Among the entries, find the lines with the string "failed" and copy them.

Data extracted from a collection
——————————
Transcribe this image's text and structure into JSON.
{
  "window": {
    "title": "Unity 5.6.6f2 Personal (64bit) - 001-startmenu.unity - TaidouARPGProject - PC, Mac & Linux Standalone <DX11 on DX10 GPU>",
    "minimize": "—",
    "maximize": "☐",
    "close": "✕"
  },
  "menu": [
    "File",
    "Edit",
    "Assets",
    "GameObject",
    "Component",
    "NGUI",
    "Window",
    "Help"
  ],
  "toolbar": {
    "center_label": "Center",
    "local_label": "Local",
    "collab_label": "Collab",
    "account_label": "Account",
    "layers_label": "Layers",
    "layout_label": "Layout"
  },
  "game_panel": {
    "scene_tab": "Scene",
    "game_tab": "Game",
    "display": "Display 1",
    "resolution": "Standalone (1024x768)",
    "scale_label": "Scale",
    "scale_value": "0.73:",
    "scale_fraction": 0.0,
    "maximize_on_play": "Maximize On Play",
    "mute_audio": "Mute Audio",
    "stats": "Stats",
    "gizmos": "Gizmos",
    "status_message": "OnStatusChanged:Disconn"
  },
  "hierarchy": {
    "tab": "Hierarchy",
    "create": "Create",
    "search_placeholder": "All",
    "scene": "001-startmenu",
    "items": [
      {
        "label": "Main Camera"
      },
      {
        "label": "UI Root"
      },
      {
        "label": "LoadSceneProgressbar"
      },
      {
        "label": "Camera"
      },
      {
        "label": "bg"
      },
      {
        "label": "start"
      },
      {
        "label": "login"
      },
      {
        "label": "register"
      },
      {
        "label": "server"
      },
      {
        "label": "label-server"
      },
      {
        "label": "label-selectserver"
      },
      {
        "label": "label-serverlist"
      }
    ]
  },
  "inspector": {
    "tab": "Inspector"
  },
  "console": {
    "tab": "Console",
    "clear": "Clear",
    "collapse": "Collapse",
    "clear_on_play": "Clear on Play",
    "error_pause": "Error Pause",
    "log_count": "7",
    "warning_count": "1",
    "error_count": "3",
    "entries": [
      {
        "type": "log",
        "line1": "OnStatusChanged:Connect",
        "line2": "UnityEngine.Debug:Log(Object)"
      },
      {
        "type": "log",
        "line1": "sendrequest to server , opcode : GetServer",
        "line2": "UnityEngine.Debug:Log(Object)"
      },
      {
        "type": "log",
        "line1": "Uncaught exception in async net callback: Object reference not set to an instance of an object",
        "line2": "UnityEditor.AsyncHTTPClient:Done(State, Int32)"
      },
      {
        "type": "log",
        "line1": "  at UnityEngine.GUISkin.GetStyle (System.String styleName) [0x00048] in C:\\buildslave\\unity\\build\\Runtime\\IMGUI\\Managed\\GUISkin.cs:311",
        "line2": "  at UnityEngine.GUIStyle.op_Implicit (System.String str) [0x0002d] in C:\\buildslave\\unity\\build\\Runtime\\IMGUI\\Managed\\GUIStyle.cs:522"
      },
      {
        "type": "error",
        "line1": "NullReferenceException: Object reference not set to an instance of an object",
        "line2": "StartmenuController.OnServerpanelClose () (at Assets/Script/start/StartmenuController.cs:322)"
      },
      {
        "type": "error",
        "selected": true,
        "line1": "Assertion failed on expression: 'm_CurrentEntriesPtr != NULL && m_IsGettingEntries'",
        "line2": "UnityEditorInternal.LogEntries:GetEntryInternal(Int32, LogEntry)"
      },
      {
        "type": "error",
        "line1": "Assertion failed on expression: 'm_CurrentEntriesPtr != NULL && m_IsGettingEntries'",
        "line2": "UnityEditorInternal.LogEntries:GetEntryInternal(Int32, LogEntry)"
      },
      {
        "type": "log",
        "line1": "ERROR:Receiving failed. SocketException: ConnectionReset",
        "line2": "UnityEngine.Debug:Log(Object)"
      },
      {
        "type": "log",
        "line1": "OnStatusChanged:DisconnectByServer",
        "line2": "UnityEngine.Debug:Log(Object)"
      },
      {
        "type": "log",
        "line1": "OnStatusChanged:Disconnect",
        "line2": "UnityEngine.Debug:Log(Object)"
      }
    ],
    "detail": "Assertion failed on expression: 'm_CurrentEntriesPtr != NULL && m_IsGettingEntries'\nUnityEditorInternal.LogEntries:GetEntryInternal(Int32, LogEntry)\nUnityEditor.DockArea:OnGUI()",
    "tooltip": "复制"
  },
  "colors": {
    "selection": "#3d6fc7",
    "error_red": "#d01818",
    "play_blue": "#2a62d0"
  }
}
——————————
Solution for this task ::
        "line1": "Assertion failed on expression: 'm_CurrentEntriesPtr != NULL && m_IsGettingEntries'",
        "line1": "Assertion failed on expression: 'm_CurrentEntriesPtr != NULL && m_IsGettingEntries'",
        "line1": "ERROR:Receiving failed. SocketException: ConnectionReset",
    "detail": "Assertion failed on expression: 'm_CurrentEntriesPtr != NULL && m_IsGettingEntries'\nUnityEditorInternal.LogEntries:GetEntryInternal(Int32, LogEntry)\nUnityEditor.DockArea:OnGUI()",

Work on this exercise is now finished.